[Web page and app entries]
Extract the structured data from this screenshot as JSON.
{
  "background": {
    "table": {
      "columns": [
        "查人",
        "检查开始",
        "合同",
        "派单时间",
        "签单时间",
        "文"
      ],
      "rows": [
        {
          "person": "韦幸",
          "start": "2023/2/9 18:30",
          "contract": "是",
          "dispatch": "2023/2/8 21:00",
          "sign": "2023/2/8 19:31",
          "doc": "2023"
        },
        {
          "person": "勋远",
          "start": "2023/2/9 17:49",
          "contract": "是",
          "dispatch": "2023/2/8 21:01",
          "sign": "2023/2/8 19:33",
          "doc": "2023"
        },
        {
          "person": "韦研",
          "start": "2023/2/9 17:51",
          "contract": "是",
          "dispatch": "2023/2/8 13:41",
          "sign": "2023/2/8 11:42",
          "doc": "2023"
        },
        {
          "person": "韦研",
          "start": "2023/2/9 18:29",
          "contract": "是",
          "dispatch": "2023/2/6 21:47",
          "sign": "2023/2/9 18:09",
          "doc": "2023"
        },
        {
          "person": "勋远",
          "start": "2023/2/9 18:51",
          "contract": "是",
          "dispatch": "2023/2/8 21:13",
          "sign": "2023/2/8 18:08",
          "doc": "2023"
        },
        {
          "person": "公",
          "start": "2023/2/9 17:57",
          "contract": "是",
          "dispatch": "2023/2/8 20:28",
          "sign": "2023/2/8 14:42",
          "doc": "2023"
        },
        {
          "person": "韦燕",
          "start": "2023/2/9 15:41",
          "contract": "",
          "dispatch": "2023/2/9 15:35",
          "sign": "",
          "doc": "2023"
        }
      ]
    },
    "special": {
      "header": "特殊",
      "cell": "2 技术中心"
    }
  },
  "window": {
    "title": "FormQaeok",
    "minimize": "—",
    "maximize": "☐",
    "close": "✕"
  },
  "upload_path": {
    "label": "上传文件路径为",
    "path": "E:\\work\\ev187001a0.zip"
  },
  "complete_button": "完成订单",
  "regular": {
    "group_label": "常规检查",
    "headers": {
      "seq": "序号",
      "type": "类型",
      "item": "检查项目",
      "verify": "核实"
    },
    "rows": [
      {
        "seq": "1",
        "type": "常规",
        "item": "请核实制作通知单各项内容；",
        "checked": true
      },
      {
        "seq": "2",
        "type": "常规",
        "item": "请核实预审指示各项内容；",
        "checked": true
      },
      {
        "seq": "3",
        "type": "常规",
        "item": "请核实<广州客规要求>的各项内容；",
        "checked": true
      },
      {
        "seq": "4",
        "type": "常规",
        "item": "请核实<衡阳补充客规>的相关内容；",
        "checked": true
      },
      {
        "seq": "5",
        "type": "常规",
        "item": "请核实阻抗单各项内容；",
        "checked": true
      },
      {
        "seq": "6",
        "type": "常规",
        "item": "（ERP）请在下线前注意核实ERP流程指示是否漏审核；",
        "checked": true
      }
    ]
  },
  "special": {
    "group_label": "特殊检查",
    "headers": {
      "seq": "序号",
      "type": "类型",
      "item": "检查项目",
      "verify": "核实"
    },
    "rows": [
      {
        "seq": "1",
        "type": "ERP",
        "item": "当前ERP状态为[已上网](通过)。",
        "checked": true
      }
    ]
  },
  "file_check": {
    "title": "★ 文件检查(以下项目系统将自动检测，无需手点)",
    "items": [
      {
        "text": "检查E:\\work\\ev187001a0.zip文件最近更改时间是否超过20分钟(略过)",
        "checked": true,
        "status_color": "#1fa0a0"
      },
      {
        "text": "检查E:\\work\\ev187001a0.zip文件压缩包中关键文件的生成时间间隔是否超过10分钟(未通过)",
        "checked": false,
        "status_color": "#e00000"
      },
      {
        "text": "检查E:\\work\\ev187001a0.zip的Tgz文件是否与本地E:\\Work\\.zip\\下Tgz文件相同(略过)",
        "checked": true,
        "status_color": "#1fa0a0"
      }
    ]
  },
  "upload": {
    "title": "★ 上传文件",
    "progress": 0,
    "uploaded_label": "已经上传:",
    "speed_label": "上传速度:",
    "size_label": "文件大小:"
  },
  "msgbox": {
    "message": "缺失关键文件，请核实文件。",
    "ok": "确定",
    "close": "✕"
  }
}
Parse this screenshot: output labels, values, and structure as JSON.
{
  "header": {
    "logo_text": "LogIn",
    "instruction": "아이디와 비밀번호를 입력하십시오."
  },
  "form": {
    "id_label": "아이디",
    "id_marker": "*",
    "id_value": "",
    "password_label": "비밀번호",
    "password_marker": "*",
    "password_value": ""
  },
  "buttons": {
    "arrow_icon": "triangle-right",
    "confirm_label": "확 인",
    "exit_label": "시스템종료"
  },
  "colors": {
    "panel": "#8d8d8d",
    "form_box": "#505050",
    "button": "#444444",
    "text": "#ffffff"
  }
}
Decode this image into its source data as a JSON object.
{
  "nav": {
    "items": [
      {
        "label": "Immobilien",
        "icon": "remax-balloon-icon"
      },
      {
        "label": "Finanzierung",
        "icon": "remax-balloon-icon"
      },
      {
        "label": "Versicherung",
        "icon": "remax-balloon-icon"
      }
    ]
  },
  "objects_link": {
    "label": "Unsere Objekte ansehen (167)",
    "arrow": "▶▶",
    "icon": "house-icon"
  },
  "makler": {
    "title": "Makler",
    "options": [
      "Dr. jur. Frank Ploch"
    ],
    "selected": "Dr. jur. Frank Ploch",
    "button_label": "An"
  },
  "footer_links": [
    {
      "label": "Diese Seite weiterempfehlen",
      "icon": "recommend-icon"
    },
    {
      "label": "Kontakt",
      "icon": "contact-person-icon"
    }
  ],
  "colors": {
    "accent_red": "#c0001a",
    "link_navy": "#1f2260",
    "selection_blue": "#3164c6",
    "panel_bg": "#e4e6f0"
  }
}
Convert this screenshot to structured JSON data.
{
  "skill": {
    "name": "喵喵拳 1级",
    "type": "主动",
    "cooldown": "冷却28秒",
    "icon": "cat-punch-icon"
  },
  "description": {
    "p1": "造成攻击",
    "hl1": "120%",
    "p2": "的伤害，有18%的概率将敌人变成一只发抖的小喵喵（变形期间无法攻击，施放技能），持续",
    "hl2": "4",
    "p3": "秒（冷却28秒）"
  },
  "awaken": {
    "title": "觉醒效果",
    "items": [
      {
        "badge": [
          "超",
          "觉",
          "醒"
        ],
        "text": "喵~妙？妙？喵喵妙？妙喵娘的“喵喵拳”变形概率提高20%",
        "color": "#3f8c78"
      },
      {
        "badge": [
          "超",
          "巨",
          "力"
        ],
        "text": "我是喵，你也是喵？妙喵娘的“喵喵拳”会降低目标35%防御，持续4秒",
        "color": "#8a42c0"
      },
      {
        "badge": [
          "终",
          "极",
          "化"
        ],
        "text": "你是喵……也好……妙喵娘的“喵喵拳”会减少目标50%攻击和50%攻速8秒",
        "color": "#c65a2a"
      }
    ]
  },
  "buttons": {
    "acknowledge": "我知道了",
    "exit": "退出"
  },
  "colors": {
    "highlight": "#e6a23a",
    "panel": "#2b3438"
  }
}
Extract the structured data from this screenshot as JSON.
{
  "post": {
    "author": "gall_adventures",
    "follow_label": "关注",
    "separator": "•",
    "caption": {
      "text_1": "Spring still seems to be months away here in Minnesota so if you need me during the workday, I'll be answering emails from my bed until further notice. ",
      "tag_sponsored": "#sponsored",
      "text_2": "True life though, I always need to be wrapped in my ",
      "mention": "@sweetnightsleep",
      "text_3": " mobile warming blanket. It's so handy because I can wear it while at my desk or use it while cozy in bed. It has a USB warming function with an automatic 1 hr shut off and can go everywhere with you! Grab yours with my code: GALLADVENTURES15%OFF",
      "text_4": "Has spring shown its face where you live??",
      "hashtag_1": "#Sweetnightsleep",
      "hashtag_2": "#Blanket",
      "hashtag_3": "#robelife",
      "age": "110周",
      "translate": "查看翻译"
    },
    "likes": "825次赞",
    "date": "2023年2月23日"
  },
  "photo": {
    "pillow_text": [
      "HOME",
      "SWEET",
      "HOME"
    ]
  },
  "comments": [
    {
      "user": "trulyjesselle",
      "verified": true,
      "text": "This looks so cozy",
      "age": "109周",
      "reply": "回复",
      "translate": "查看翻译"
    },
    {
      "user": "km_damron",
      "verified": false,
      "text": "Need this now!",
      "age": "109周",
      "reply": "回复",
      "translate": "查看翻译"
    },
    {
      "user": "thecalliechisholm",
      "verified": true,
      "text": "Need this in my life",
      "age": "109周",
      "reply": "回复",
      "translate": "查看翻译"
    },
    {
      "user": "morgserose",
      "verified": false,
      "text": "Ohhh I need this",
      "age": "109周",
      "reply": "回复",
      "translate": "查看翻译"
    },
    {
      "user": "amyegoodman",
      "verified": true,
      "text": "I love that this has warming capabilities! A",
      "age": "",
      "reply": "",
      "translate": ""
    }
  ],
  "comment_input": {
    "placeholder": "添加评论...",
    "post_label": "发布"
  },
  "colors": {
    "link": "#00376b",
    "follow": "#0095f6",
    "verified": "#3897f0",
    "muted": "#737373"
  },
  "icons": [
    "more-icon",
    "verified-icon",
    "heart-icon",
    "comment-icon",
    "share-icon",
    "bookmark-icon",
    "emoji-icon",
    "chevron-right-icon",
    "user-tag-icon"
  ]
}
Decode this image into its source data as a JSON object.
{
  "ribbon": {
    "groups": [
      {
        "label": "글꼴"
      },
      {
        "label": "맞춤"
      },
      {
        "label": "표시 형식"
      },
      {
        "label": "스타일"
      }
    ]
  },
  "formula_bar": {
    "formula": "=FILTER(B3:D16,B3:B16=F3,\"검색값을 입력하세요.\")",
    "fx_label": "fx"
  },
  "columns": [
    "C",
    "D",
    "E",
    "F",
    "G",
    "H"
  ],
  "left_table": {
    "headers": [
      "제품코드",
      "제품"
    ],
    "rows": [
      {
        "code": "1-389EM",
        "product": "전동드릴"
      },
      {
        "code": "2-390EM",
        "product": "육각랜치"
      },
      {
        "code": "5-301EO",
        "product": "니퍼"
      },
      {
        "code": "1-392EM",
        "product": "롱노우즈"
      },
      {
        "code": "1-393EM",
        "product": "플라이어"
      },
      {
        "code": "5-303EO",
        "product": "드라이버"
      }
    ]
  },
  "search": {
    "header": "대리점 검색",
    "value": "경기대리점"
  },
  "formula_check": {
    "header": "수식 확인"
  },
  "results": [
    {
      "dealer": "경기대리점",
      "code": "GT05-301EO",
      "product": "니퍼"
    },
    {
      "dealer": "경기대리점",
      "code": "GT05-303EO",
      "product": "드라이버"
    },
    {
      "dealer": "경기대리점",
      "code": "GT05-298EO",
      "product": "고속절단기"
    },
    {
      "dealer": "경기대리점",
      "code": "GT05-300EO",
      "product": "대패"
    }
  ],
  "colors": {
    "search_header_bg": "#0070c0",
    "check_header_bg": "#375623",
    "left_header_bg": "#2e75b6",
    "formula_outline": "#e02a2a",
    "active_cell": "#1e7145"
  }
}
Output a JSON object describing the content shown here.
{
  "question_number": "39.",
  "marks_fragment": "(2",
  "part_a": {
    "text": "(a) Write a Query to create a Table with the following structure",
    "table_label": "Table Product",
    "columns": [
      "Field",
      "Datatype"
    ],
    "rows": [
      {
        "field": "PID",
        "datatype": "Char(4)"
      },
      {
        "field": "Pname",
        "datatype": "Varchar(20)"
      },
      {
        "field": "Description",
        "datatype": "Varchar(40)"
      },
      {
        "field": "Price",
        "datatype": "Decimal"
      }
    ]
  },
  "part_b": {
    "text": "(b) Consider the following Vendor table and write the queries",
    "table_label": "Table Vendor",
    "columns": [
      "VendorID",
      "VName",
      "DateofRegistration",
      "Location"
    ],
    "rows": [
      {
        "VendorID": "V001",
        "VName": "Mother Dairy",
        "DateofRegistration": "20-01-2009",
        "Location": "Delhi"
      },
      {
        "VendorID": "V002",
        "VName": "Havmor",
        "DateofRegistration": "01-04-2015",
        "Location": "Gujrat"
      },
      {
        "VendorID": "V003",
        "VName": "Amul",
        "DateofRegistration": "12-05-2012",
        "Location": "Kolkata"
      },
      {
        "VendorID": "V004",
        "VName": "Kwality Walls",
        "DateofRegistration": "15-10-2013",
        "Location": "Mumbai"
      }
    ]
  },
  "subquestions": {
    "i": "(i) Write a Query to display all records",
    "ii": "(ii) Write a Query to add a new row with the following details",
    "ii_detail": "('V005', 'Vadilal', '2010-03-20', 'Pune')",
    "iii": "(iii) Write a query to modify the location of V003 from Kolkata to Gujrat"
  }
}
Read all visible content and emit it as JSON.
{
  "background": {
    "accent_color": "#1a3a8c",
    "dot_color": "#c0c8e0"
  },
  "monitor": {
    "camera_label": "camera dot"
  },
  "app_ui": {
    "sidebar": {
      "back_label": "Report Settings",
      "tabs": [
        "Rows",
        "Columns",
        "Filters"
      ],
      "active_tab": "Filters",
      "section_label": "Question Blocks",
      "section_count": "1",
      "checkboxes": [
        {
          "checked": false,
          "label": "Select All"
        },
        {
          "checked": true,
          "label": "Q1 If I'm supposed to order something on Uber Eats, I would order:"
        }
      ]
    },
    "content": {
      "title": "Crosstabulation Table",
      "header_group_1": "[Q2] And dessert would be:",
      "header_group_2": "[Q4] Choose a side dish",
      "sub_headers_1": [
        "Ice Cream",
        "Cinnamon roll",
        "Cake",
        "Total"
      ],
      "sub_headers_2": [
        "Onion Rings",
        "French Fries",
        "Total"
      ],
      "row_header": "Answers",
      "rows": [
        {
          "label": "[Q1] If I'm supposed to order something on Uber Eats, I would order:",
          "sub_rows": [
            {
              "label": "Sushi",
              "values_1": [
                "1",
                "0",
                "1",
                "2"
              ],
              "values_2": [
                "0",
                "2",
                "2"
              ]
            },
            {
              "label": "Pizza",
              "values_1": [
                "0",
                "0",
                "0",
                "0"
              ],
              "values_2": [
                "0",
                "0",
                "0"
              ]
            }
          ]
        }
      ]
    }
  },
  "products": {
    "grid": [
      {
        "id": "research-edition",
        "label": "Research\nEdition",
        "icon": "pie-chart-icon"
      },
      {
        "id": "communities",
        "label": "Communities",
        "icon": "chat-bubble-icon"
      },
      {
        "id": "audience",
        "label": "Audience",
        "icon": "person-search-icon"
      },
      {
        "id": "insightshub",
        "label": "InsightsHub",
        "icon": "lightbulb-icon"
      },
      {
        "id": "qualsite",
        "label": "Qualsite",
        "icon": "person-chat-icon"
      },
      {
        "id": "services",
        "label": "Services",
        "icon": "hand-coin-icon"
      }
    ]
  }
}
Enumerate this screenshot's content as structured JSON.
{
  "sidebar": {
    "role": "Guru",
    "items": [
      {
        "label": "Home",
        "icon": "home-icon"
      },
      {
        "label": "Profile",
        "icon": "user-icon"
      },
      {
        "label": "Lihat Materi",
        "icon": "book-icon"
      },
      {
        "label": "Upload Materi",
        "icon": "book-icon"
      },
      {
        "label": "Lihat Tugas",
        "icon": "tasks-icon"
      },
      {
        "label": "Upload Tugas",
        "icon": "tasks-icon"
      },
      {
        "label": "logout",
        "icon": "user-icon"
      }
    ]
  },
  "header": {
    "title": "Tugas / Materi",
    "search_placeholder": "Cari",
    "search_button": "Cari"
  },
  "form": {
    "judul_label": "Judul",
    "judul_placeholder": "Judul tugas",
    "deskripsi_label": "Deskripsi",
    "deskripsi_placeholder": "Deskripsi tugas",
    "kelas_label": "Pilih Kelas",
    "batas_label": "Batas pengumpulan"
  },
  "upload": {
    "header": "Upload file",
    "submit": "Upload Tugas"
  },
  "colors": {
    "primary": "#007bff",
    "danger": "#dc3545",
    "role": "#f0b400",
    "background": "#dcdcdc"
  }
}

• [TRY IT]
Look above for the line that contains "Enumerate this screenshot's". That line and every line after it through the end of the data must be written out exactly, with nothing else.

• [RESPONSE TO THIS EXERCISE]
Enumerate this screenshot's content as structured JSON.
{
  "sidebar": {
    "role": "Guru",
    "items": [
      {
        "label": "Home",
        "icon": "home-icon"
      },
      {
        "label": "Profile",
        "icon": "user-icon"
      },
      {
        "label": "Lihat Materi",
        "icon": "book-icon"
      },
      {
        "label": "Upload Materi",
        "icon": "book-icon"
      },
      {
        "label": "Lihat Tugas",
        "icon": "tasks-icon"
      },
      {
        "label": "Upload Tugas",
        "icon": "tasks-icon"
      },
      {
        "label": "logout",
        "icon": "user-icon"
      }
    ]
  },
  "header": {
    "title": "Tugas / Materi",
    "search_placeholder": "Cari",
    "search_button": "Cari"
  },
  "form": {
    "judul_label": "Judul",
    "judul_placeholder": "Judul tugas",
    "deskripsi_label": "Deskripsi",
    "deskripsi_placeholder": "Deskripsi tugas",
    "kelas_label": "Pilih Kelas",
    "batas_label": "Batas pengumpulan"
  },
  "upload": {
    "header": "Upload file",
    "submit": "Upload Tugas"
  },
  "colors": {
    "primary": "#007bff",
    "danger": "#dc3545",
    "role": "#f0b400",
    "background": "#dcdcdc"
  }
}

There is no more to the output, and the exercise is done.